• [Task directions]
Give back the full data, retyped precisely.

• [Recorded data]
= Beginning of Section =

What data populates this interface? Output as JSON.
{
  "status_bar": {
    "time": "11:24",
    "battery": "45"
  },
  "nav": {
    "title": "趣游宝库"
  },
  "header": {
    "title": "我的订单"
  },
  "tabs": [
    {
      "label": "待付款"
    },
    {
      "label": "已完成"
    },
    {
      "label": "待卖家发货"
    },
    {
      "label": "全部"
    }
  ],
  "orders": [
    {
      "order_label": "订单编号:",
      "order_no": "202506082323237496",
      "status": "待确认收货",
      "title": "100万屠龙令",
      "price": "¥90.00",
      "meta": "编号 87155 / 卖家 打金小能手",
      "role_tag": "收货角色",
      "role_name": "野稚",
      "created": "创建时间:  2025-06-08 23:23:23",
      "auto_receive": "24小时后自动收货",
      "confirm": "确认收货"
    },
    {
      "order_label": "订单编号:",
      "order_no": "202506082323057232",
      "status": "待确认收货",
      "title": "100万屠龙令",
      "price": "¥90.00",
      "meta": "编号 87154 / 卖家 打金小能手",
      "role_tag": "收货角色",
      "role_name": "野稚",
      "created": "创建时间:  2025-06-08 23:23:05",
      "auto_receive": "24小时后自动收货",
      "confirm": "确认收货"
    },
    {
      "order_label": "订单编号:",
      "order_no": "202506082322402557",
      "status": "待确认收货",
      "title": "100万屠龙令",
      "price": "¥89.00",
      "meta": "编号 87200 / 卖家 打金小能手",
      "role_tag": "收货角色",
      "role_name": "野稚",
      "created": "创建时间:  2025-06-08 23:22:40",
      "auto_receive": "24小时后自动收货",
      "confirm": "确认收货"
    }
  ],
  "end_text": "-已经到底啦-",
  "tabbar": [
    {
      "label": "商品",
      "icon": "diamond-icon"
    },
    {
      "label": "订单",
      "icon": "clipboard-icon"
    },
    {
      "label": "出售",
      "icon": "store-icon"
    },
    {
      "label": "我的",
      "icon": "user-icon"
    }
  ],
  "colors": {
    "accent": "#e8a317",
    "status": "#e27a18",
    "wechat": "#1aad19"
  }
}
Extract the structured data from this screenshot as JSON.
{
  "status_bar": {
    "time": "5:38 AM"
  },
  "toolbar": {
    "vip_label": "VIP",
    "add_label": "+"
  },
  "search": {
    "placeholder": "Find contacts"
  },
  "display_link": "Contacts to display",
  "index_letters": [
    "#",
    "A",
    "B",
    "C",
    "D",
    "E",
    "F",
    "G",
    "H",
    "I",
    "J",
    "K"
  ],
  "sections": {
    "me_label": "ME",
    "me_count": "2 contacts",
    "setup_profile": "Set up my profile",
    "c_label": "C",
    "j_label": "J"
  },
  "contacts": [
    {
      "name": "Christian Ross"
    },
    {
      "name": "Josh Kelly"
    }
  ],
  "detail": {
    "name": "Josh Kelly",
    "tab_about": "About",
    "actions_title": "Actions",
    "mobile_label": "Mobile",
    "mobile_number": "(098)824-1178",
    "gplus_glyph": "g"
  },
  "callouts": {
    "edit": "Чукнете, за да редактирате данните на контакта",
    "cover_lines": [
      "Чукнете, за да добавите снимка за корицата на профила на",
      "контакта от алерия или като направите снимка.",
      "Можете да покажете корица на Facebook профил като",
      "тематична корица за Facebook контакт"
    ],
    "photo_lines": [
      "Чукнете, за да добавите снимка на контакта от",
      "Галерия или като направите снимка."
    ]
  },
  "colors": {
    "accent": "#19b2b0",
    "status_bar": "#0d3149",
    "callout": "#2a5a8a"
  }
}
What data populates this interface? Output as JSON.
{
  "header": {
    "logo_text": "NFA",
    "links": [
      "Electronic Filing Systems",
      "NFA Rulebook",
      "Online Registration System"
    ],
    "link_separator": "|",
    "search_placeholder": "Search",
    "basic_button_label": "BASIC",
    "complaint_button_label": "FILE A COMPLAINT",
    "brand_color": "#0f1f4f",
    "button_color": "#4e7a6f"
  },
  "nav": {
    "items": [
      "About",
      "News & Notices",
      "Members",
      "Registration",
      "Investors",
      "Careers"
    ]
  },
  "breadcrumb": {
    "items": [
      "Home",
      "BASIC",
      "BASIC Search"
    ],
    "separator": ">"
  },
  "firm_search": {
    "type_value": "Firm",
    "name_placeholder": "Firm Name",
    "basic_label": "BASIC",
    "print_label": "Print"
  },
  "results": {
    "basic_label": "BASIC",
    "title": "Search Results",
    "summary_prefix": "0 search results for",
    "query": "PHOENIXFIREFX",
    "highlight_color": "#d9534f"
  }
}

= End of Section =

• [Task response]
What data populates this interface? Output as JSON.
{
  "status_bar": {
    "time": "11:24",
    "battery": "45"
  },
  "nav": {
    "title": "趣游宝库"
  },
  "header": {
    "title": "我的订单"
  },
  "tabs": [
    {
      "label": "待付款"
    },
    {
      "label": "已完成"
    },
    {
      "label": "待卖家发货"
    },
    {
      "label": "全部"
    }
  ],
  "orders": [
    {
      "order_label": "订单编号:",
      "order_no": "202506082323237496",
      "status": "待确认收货",
      "title": "100万屠龙令",
      "price": "¥90.00",
      "meta": "编号 87155 / 卖家 打金小能手",
      "role_tag": "收货角色",
      "role_name": "野稚",
      "created": "创建时间:  2025-06-08 23:23:23",
      "auto_receive": "24小时后自动收货",
      "confirm": "确认收货"
    },
    {
      "order_label": "订单编号:",
      "order_no": "202506082323057232",
      "status": "待确认收货",
      "title": "100万屠龙令",
      "price": "¥90.00",
      "meta": "编号 87154 / 卖家 打金小能手",
      "role_tag": "收货角色",
      "role_name": "野稚",
      "created": "创建时间:  2025-06-08 23:23:05",
      "auto_receive": "24小时后自动收货",
      "confirm": "确认收货"
    },
    {
      "order_label": "订单编号:",
      "order_no": "202506082322402557",
      "status": "待确认收货",
      "title": "100万屠龙令",
      "price": "¥89.00",
      "meta": "编号 87200 / 卖家 打金小能手",
      "role_tag": "收货角色",
      "role_name": "野稚",
      "created": "创建时间:  2025-06-08 23:22:40",
      "auto_receive": "24小时后自动收货",
      "confirm": "确认收货"
    }
  ],
  "end_text": "-已经到底啦-",
  "tabbar": [
    {
      "label": "商品",
      "icon": "diamond-icon"
    },
    {
      "label": "订单",
      "icon": "clipboard-icon"
    },
    {
      "label": "出售",
      "icon": "store-icon"
    },
    {
      "label": "我的",
      "icon": "user-icon"
    }
  ],
  "colors": {
    "accent": "#e8a317",
    "status": "#e27a18",
    "wechat": "#1aad19"
  }
}
Extract the structured data from this screenshot as JSON.
{
  "status_bar": {
    "time": "5:38 AM"
  },
  "toolbar": {
    "vip_label": "VIP",
    "add_label": "+"
  },
  "search": {
    "placeholder": "Find contacts"
  },
  "display_link": "Contacts to display",
  "index_letters": [
    "#",
    "A",
    "B",
    "C",
    "D",
    "E",
    "F",
    "G",
    "H",
    "I",
    "J",
    "K"
  ],
  "sections": {
    "me_label": "ME",
    "me_count": "2 contacts",
    "setup_profile": "Set up my profile",
    "c_label": "C",
    "j_label": "J"
  },
  "contacts": [
    {
      "name": "Christian Ross"
    },
    {
      "name": "Josh Kelly"
    }
  ],
  "detail": {
    "name": "Josh Kelly",
    "tab_about": "About",
    "actions_title": "Actions",
    "mobile_label": "Mobile",
    "mobile_number": "(098)824-1178",
    "gplus_glyph": "g"
  },
  "callouts": {
    "edit": "Чукнете, за да редактирате данните на контакта",
    "cover_lines": [
      "Чукнете, за да добавите снимка за корицата на профила на",
      "контакта от алерия или като направите снимка.",
      "Можете да покажете корица на Facebook профил като",
      "тематична корица за Facebook контакт"
    ],
    "photo_lines": [
      "Чукнете, за да добавите снимка на контакта от",
      "Галерия или като направите снимка."
    ]
  },
  "colors": {
    "accent": "#19b2b0",
    "status_bar": "#0d3149",
    "callout": "#2a5a8a"
  }
}
What data populates this interface? Output as JSON.
{
  "header": {
    "logo_text": "NFA",
    "links": [
      "Electronic Filing Systems",
      "NFA Rulebook",
      "Online Registration System"
    ],
    "link_separator": "|",
    "search_placeholder": "Search",
    "basic_button_label": "BASIC",
    "complaint_button_label": "FILE A COMPLAINT",
    "brand_color": "#0f1f4f",
    "button_color": "#4e7a6f"
  },
  "nav": {
    "items": [
      "About",
      "News & Notices",
      "Members",
      "Registration",
      "Investors",
      "Careers"
    ]
  },
  "breadcrumb": {
    "items": [
      "Home",
      "BASIC",
      "BASIC Search"
    ],
    "separator": ">"
  },
  "firm_search": {
    "type_value": "Firm",
    "name_placeholder": "Firm Name",
    "basic_label": "BASIC",
    "print_label": "Print"
  },
  "results": {
    "basic_label": "BASIC",
    "title": "Search Results",
    "summary_prefix": "0 search results for",
    "query": "PHOENIXFIREFX",
    "highlight_color": "#d9534f"
  }
}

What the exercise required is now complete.